Dataset items
+-------+

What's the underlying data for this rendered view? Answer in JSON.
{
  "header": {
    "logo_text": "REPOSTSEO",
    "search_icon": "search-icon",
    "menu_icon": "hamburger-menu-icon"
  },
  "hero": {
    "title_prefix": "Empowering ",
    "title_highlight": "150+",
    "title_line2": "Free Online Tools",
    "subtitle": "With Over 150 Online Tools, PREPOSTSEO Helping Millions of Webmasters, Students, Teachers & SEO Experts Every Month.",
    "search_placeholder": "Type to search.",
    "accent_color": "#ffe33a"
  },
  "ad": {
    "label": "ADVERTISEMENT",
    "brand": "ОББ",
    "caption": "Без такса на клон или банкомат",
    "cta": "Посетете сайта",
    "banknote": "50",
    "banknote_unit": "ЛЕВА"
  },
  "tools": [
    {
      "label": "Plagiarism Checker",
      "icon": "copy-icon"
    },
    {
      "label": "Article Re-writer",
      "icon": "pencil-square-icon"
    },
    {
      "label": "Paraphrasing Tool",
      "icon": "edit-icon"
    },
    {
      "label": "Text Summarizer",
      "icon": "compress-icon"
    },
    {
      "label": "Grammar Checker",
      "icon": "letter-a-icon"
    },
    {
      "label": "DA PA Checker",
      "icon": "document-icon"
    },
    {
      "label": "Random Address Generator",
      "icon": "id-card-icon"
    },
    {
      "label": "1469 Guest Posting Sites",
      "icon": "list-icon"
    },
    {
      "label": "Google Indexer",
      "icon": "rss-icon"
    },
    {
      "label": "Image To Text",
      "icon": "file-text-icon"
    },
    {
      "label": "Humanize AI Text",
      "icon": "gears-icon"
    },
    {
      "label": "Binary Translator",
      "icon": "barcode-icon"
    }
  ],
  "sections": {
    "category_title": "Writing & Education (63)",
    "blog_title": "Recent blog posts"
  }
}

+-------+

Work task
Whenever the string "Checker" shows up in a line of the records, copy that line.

Your solution
      "label": "Plagiarism Checker",
      "label": "Grammar Checker",
      "label": "DA PA Checker",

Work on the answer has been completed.